The expected output is each line in the data below that includes the string "icons".

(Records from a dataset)

┌────────

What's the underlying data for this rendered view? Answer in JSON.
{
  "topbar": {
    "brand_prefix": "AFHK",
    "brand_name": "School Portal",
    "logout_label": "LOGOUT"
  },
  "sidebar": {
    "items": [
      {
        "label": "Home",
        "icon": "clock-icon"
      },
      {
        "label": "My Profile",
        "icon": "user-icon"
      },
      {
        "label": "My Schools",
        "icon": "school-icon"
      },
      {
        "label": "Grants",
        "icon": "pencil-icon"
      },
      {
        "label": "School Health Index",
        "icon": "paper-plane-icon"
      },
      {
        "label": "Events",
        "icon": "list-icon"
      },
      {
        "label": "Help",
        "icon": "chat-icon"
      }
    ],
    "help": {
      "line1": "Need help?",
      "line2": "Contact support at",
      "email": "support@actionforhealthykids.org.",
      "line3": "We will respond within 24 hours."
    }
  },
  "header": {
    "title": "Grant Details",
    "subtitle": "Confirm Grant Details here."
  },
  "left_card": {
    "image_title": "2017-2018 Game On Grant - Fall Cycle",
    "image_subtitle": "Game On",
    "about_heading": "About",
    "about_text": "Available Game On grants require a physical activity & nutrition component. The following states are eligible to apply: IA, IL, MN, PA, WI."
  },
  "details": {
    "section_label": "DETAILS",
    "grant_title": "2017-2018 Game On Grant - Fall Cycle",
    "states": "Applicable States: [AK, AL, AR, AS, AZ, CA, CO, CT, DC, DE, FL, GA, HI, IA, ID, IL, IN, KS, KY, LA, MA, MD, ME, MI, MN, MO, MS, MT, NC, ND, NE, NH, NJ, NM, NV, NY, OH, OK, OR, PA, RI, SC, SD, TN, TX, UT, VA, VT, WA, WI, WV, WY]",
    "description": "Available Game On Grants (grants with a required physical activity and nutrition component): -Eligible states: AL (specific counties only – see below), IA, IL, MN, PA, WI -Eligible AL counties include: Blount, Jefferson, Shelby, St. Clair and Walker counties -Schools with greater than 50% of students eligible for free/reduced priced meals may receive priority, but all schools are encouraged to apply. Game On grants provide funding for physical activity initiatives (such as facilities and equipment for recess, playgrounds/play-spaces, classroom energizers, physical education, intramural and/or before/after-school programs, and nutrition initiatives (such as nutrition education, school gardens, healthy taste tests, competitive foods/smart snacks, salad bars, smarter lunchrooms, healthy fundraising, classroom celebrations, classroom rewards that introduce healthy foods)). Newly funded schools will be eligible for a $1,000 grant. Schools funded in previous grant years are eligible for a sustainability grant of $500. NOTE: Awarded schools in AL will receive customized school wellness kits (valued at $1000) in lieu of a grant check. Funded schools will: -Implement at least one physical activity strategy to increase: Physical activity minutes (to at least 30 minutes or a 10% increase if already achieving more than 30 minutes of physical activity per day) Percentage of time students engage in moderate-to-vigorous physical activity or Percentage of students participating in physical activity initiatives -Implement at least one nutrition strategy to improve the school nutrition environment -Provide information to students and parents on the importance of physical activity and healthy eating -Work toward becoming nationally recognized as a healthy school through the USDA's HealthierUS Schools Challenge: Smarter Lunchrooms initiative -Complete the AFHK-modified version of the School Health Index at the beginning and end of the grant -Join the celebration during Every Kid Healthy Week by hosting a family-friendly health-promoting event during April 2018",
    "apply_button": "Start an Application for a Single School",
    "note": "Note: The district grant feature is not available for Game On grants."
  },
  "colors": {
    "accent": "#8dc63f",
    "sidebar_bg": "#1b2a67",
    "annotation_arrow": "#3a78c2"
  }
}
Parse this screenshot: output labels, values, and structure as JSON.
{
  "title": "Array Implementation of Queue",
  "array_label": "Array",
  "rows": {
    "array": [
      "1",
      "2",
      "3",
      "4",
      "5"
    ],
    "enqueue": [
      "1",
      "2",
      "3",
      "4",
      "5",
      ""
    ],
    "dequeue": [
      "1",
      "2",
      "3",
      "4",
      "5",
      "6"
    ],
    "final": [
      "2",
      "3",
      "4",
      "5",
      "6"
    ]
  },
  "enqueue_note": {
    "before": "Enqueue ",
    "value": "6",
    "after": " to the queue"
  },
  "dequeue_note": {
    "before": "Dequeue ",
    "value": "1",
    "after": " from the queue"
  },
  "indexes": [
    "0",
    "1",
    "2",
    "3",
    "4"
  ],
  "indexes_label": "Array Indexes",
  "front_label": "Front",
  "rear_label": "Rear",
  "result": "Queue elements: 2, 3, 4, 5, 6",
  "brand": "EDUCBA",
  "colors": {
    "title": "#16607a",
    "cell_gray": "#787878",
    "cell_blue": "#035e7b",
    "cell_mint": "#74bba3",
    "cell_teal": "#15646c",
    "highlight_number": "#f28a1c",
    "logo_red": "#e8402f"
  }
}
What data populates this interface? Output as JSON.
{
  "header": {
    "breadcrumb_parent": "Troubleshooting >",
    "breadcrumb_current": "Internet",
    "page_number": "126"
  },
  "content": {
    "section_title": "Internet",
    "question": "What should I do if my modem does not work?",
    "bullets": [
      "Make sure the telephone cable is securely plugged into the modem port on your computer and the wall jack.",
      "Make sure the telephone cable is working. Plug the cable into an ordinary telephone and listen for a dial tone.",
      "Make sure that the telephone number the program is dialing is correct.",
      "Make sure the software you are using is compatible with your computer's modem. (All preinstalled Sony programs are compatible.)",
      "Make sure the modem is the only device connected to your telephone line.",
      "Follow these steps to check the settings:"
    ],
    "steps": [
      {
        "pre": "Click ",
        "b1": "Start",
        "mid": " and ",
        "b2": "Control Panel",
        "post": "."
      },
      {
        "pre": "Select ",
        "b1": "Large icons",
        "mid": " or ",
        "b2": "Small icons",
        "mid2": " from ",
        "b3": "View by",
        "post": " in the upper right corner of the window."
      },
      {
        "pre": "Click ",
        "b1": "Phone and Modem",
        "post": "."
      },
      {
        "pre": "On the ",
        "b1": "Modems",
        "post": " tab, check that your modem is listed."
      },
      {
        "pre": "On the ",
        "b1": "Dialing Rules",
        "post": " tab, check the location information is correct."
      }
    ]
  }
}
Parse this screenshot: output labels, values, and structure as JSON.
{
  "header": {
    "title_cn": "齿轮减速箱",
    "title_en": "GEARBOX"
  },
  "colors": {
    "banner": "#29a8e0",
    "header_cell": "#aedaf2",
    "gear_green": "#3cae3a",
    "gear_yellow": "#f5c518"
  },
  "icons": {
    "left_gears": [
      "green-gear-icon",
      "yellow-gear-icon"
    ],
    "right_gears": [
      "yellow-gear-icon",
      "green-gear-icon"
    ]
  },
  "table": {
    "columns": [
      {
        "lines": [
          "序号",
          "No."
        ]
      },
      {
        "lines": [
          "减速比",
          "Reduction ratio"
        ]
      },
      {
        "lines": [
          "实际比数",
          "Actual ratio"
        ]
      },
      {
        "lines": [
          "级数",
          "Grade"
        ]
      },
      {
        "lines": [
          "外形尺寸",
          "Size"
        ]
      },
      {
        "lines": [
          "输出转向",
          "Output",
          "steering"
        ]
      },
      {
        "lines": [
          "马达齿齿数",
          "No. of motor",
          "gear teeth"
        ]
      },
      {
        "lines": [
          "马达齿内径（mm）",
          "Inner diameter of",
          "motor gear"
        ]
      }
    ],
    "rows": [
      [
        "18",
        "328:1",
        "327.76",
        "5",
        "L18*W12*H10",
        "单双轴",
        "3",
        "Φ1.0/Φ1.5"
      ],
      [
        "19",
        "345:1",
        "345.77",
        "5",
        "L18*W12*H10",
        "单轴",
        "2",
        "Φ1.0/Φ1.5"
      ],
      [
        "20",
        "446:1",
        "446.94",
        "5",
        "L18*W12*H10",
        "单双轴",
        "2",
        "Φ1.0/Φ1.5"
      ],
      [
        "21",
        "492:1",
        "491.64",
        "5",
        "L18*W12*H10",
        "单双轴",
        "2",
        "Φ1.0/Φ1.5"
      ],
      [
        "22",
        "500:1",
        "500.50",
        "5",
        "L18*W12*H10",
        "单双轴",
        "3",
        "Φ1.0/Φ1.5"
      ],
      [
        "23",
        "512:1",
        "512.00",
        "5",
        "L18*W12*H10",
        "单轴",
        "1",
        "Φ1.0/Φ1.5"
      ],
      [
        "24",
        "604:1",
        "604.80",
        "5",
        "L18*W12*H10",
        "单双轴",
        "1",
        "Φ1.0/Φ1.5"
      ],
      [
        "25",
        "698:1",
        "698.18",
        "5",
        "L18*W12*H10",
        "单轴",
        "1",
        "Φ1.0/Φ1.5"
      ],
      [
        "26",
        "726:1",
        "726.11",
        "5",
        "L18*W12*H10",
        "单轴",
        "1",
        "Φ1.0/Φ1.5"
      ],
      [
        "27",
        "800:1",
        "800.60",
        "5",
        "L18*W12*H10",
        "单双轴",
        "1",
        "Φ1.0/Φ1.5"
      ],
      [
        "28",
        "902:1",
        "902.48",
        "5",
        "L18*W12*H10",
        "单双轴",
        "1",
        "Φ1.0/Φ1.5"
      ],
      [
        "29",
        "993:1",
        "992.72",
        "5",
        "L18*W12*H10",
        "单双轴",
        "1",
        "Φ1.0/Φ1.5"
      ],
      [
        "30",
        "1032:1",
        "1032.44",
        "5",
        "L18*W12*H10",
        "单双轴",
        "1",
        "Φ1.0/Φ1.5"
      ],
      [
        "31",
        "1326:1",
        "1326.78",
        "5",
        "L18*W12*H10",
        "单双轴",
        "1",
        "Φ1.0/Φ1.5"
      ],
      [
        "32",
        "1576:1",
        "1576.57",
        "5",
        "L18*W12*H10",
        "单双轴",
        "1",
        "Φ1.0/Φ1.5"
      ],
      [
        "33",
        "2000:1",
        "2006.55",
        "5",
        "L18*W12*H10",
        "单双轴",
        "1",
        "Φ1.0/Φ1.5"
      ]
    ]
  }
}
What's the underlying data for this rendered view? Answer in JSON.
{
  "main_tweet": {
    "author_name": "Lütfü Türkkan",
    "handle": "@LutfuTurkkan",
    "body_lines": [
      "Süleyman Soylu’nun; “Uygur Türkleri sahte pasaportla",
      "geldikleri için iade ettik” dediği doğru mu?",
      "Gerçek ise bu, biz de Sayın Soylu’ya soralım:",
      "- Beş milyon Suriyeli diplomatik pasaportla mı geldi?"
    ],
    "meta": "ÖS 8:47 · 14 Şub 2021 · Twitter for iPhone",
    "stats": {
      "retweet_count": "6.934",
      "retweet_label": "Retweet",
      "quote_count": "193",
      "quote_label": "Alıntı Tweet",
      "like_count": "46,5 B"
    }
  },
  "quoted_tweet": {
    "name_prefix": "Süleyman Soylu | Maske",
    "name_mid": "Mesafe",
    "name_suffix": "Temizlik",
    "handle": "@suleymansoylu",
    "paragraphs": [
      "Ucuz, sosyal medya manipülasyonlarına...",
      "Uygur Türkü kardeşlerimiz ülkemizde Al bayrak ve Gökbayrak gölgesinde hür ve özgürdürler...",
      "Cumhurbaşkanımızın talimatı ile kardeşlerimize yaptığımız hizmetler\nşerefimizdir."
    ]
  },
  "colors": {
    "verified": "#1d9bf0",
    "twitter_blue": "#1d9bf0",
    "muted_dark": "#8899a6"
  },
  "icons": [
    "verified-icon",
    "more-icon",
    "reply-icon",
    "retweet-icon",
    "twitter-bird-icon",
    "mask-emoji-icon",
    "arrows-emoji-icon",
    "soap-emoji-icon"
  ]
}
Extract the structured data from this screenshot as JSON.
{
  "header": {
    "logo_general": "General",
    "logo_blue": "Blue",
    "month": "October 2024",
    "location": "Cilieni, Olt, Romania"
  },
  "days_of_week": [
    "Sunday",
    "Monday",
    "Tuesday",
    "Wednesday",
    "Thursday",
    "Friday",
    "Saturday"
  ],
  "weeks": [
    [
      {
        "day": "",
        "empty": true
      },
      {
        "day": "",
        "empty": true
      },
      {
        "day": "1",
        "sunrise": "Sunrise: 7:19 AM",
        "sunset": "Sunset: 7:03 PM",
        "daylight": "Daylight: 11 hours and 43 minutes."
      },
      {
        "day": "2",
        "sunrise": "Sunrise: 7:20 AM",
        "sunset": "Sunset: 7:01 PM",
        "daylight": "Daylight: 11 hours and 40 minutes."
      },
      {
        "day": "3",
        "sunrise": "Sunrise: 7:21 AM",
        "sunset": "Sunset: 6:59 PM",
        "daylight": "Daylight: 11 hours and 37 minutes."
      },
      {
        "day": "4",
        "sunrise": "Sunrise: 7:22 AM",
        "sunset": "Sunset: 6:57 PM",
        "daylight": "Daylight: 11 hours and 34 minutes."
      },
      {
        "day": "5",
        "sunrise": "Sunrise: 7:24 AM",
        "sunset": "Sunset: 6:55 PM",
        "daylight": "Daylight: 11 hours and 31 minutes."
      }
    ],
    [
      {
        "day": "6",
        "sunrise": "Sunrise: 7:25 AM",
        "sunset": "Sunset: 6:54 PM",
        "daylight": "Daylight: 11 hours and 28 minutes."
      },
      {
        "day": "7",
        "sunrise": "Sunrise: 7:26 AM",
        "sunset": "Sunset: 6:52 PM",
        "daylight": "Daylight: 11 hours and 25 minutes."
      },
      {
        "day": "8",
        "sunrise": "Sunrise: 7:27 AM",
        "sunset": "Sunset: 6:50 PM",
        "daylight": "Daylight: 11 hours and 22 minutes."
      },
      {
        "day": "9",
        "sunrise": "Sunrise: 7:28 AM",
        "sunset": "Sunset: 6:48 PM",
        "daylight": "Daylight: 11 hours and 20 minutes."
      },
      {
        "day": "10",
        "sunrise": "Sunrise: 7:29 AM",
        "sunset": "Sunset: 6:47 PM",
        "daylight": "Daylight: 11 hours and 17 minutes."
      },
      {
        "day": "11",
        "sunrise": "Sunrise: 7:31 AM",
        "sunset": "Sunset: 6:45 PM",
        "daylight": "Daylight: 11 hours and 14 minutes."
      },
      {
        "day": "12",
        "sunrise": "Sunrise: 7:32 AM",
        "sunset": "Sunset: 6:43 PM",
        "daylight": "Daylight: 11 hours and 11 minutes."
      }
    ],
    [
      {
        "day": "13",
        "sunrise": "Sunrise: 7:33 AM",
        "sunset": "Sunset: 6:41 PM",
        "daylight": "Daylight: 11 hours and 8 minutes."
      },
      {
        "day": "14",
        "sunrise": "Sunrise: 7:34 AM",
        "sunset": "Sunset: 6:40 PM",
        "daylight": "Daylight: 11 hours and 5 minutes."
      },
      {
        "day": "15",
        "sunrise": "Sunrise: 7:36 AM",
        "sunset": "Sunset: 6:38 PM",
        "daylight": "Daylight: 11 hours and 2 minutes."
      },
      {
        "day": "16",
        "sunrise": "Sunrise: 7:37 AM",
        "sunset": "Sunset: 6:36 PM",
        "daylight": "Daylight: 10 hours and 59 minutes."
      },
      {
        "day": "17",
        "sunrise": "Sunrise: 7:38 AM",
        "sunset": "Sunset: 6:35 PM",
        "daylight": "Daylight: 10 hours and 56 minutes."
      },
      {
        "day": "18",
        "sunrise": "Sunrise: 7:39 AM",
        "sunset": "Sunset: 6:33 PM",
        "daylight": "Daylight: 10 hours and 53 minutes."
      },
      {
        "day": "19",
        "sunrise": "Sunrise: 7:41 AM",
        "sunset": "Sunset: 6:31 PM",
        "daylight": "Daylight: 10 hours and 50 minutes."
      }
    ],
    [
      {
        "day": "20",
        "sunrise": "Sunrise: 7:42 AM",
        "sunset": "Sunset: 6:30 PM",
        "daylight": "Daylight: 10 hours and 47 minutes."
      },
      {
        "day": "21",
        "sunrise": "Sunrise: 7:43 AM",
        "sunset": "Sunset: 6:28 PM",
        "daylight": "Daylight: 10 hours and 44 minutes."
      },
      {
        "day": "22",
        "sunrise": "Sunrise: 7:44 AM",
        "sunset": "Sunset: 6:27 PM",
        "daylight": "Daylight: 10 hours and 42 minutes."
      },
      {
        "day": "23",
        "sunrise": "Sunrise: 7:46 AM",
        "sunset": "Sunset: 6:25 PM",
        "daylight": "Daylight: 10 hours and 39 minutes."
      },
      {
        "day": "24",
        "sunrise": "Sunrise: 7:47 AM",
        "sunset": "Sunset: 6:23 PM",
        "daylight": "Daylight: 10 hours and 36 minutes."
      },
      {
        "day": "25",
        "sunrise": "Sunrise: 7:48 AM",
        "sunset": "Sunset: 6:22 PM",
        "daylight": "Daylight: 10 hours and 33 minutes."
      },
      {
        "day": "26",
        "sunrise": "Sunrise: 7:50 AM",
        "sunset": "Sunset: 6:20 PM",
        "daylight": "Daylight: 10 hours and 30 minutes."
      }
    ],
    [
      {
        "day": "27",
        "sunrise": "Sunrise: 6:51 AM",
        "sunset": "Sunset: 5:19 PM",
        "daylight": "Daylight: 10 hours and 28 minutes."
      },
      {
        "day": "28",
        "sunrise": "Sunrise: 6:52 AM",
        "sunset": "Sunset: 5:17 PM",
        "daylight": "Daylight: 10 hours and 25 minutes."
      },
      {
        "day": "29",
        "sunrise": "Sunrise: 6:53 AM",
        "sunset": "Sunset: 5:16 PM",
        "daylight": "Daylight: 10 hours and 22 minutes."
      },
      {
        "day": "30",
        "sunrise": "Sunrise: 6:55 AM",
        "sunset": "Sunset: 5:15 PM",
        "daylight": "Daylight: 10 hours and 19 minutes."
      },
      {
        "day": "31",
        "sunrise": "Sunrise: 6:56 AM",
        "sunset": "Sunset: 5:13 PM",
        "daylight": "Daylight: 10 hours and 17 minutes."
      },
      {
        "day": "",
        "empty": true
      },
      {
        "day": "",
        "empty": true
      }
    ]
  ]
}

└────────

Response to the task =
        "b1": "Large icons",
        "b2": "Small icons",
  "icons": {
  "icons": [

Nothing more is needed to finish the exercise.